by Sara Williams
Saskatchewan Perennial Society
If you’ve recently purchased a new home, you’re probably anxious to begin landscaping. But before planting, check out your soil. New homes in new developments may or may not include topsoil: it could either have been sold, covered, or moved in the process of grading, developing infrastructure (roads, sewers, etc.) or building the house itself. Even if your ‘new’ home is in a mature neighbourhood, it is still worth the time and effort to evaluate your soil.
The first step is to identify your soil’s texture or the proportion of sand, silt and clay. This can be done through a time-honoured method called “manual texturing”. Simply place a bit of soil in the palm of your hand along with enough water to wet it. Then rub the mixture between your thumb and forefinger.
If it’s gritty and you can feel individual particles, the soil is predominantly sand. If slippery and sticky, it’s predominantly clay. If it’s soapy or silky, it’s predominantly silt. If you can’t figure it out, it’s probably somewhere in between these extremes – and that’s a good thing. A soil that has equal proportions of sand, silt and clay is called “loam” and is the preferred type for most gardening activities. Note: The word “loam” describes soil particle size, not organic matter content.
The next step is to figure out how much, if any, organic matter the soil contains. This is straightforward. Regardless of texture, the darker the colour, the more organic matter is present – and the more the better. Black soils are high in organic matter; grey soils are low.
Step three is determining drainage. Few plants tolerate seasonally or permanently waterlogged soils. Drainage will likely be a problem if your lot is in a low area of a development with other lots draining toward it, or if your subsoil is predominantly clay.
If you find yourself in either of these situations, and water sits for a while in spring or after a heavy rain, there are solutions. You can build “dry stream beds” that act as drainage channels, carrying excess water away from your landscape. These can lead to a back lane or across a front sidewalk into storm sewers. Check with your town or city authorities for information about drainage bylaws.
A second solution is to plant flowers, bulbs, and small shrubs on raised berms so their root systems are not sitting in seasonally standing water. A berm is a mounded planting bed up to 60 cm (2 ft.) in height and 2 to 3 m (6-9 ft.) in width, with sides that slope gently down to the original grade. Besides keeping plants out of waterlogged soil, it makes for a more interesting backyard topography in our flat prairies. When developing a berm, add a generous amount of organic matter so it doesn’t dry out in the prairie wind. Berms that are gently curved to fit the space they occupy are more pleasing than rigidly geometric ones.

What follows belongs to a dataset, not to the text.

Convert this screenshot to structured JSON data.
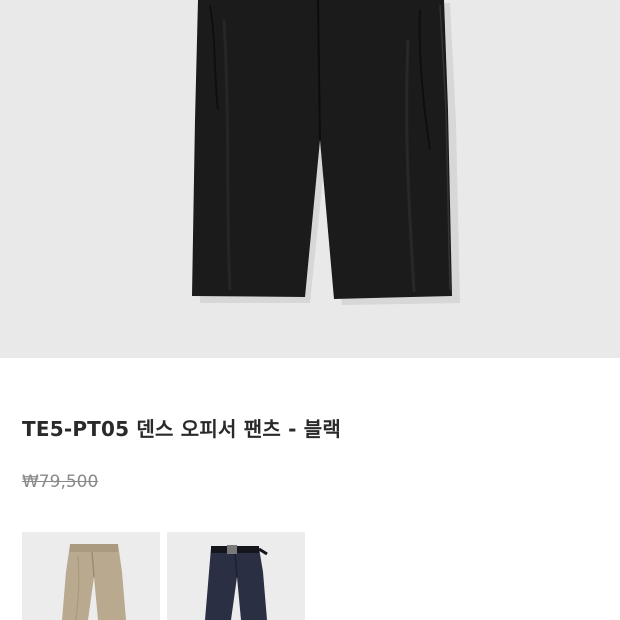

Prior to purchasing and spreading topsoil or soil amendments, cultivate the existing soil to a depth of about 15 cm (6 in.). This can be done by hand digging (which is said to build character) or tilling.
It’s critical that this step be carried out to improve drainage. Avoid creating distinct layers of different types of soil. By first loosening the existing soil, it becomes much easier to thoroughly incorporate any topsoil or amendments that are added later. If good quality topsoil is simply dumped on top of poor soil, you’ll find that many plants will root into the first layer, but then tend to root laterally or sideways once they reach the “poor” soil below.
This results in shallowly rooted plants that are vulnerable to environmental stress such as heat, cold, strong winds, drought or flooding. As well, the upper layer (the good soil) will become saturated with rain or irrigation water before any water begins to percolate into the different type of soil texture below. Again, the final result is shallowly rooted plants.
Next week: Purchasing top soil and soil amendments.
Sara Williams is the author and coauthor of many books including Creating the Prairie Xeriscape, Gardening Naturally with Hugh Skinner and, with Bob Bors, the recently published Growing Fruit in Northern Gardens. She continues to give workshops on a wide range of gardening topics throughout the prairies.
This column is provided courtesy of the Saskatchewan Perennial Society (SPS; firstname.lastname@example.org ). Check our website (www.saskperennial.ca) or Facebook page (www.facebook.com/saskperennial) for a list of upcoming gardening events